──────── SOURCE RECORDS

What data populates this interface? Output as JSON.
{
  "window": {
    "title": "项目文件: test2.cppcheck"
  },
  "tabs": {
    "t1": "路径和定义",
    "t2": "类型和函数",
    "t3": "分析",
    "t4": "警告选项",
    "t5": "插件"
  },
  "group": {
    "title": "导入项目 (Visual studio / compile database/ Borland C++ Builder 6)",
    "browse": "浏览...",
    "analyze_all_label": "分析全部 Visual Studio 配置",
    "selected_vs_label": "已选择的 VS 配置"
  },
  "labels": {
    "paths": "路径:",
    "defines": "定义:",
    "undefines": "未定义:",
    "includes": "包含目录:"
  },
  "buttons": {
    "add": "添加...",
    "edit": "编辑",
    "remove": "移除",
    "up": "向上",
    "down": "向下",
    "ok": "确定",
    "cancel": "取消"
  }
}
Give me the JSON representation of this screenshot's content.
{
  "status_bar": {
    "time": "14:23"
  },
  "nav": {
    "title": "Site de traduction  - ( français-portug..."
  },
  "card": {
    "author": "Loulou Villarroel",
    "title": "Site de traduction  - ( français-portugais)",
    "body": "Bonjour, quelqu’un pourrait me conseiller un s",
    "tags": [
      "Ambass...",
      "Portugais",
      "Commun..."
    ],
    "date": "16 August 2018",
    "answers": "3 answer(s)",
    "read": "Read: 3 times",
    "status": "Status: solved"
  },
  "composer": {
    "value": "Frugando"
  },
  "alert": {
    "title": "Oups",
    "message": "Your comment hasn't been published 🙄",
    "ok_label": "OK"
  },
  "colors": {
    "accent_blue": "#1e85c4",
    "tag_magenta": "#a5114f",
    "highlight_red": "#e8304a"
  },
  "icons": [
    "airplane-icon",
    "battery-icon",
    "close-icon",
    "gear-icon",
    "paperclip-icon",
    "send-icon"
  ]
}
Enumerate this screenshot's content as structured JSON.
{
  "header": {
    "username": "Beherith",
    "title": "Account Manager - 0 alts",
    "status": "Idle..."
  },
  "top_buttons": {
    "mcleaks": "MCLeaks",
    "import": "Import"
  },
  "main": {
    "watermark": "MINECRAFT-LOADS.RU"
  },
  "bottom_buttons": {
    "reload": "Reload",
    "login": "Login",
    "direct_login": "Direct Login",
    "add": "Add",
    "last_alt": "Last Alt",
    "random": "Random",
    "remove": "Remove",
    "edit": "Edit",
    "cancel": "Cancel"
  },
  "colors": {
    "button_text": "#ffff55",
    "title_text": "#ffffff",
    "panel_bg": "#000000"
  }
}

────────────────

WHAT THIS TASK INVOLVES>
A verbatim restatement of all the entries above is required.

TASK SOLUTION>
What data populates this interface? Output as JSON.
{
  "window": {
    "title": "项目文件: test2.cppcheck"
  },
  "tabs": {
    "t1": "路径和定义",
    "t2": "类型和函数",
    "t3": "分析",
    "t4": "警告选项",
    "t5": "插件"
  },
  "group": {
    "title": "导入项目 (Visual studio / compile database/ Borland C++ Builder 6)",
    "browse": "浏览...",
    "analyze_all_label": "分析全部 Visual Studio 配置",
    "selected_vs_label": "已选择的 VS 配置"
  },
  "labels": {
    "paths": "路径:",
    "defines": "定义:",
    "undefines": "未定义:",
    "includes": "包含目录:"
  },
  "buttons": {
    "add": "添加...",
    "edit": "编辑",
    "remove": "移除",
    "up": "向上",
    "down": "向下",
    "ok": "确定",
    "cancel": "取消"
  }
}
Give me the JSON representation of this screenshot's content.
{
  "status_bar": {
    "time": "14:23"
  },
  "nav": {
    "title": "Site de traduction  - ( français-portug..."
  },
  "card": {
    "author": "Loulou Villarroel",
    "title": "Site de traduction  - ( français-portugais)",
    "body": "Bonjour, quelqu’un pourrait me conseiller un s",
    "tags": [
      "Ambass...",
      "Portugais",
      "Commun..."
    ],
    "date": "16 August 2018",
    "answers": "3 answer(s)",
    "read": "Read: 3 times",
    "status": "Status: solved"
  },
  "composer": {
    "value": "Frugando"
  },
  "alert": {
    "title": "Oups",
    "message": "Your comment hasn't been published 🙄",
    "ok_label": "OK"
  },
  "colors": {
    "accent_blue": "#1e85c4",
    "tag_magenta": "#a5114f",
    "highlight_red": "#e8304a"
  },
  "icons": [
    "airplane-icon",
    "battery-icon",
    "close-icon",
    "gear-icon",
    "paperclip-icon",
    "send-icon"
  ]
}
Enumerate this screenshot's content as structured JSON.
{
  "header": {
    "username": "Beherith",
    "title": "Account Manager - 0 alts",
    "status": "Idle..."
  },
  "top_buttons": {
    "mcleaks": "MCLeaks",
    "import": "Import"
  },
  "main": {
    "watermark": "MINECRAFT-LOADS.RU"
  },
  "bottom_buttons": {
    "reload": "Reload",
    "login": "Login",
    "direct_login": "Direct Login",
    "add": "Add",
    "last_alt": "Last Alt",
    "random": "Random",
    "remove": "Remove",
    "edit": "Edit",
    "cancel": "Cancel"
  },
  "colors": {
    "button_text": "#ffff55",
    "title_text": "#ffffff",
    "panel_bg": "#000000"
  }
}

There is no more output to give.